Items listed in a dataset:
• • •

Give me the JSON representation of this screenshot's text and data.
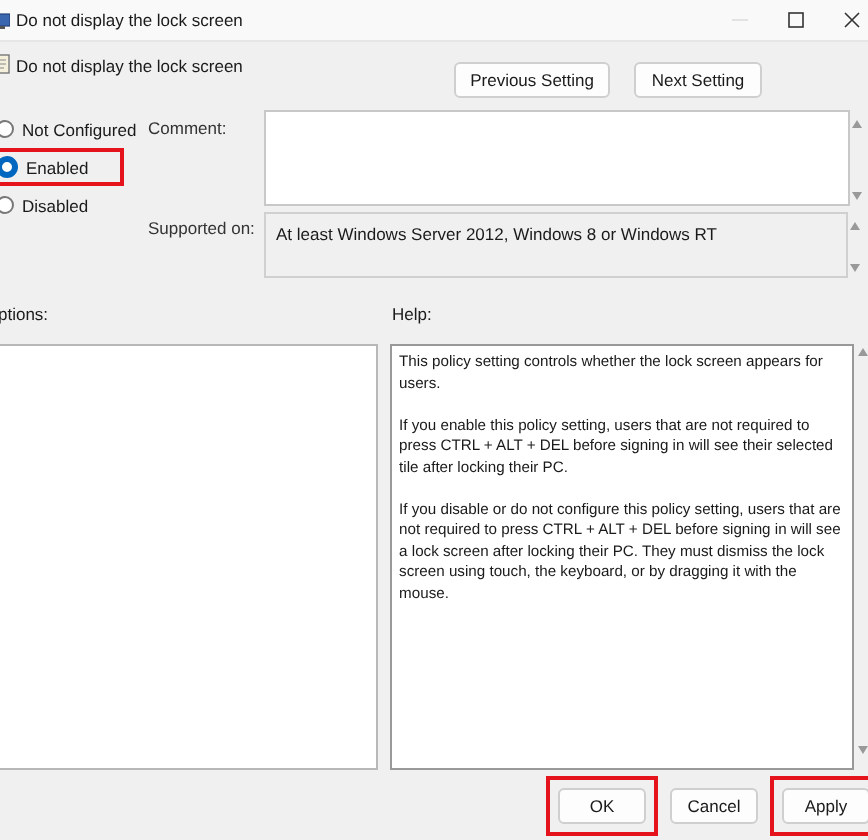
{
  "window": {
    "title": "Do not display the lock screen"
  },
  "header": {
    "title": "Do not display the lock screen",
    "buttons": [
      {
        "label": "Previous Setting",
        "highlighted": false
      },
      {
        "label": "Next Setting",
        "highlighted": false
      }
    ]
  },
  "state_options": [
    {
      "label": "Not Configured",
      "selected": false,
      "highlighted": false
    },
    {
      "label": "Enabled",
      "selected": true,
      "highlighted": true
    },
    {
      "label": "Disabled",
      "selected": false,
      "highlighted": false
    }
  ],
  "comment": {
    "label": "Comment:"
  },
  "supported_on": {
    "label": "Supported on:",
    "value": "At least Windows Server 2012, Windows 8 or Windows RT"
  },
  "options": {
    "label": "ptions:"
  },
  "help": {
    "label": "Help:",
    "paragraphs": [
      "This policy setting controls whether the lock screen appears for users.",
      "If you enable this policy setting, users that are not required to press CTRL + ALT + DEL before signing in will see their selected tile after locking their PC.",
      "If you disable or do not configure this policy setting, users that are not required to press CTRL + ALT + DEL before signing in will see a lock screen after locking their PC. They must dismiss the lock screen using touch, the keyboard, or by dragging it with the mouse."
    ]
  },
  "footer_buttons": [
    {
      "label": "OK",
      "highlighted": true
    },
    {
      "label": "Cancel",
      "highlighted": false
    },
    {
      "label": "Apply",
      "highlighted": true
    }
  ]
}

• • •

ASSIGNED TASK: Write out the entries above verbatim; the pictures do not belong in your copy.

SOLVED EXERCISE:
Give me the JSON representation of this screenshot's text and data.
{
  "window": {
    "title": "Do not display the lock screen"
  },
  "header": {
    "title": "Do not display the lock screen",
    "buttons": [
      {
        "label": "Previous Setting",
        "highlighted": false
      },
      {
        "label": "Next Setting",
        "highlighted": false
      }
    ]
  },
  "state_options": [
    {
      "label": "Not Configured",
      "selected": false,
      "highlighted": false
    },
    {
      "label": "Enabled",
      "selected": true,
      "highlighted": true
    },
    {
      "label": "Disabled",
      "selected": false,
      "highlighted": false
    }
  ],
  "comment": {
    "label": "Comment:"
  },
  "supported_on": {
    "label": "Supported on:",
    "value": "At least Windows Server 2012, Windows 8 or Windows RT"
  },
  "options": {
    "label": "ptions:"
  },
  "help": {
    "label": "Help:",
    "paragraphs": [
      "This policy setting controls whether the lock screen appears for users.",
      "If you enable this policy setting, users that are not required to press CTRL + ALT + DEL before signing in will see their selected tile after locking their PC.",
      "If you disable or do not configure this policy setting, users that are not required to press CTRL + ALT + DEL before signing in will see a lock screen after locking their PC. They must dismiss the lock screen using touch, the keyboard, or by dragging it with the mouse."
    ]
  },
  "footer_buttons": [
    {
      "label": "OK",
      "highlighted": true
    },
    {
      "label": "Cancel",
      "highlighted": false
    },
    {
      "label": "Apply",
      "highlighted": true
    }
  ]
}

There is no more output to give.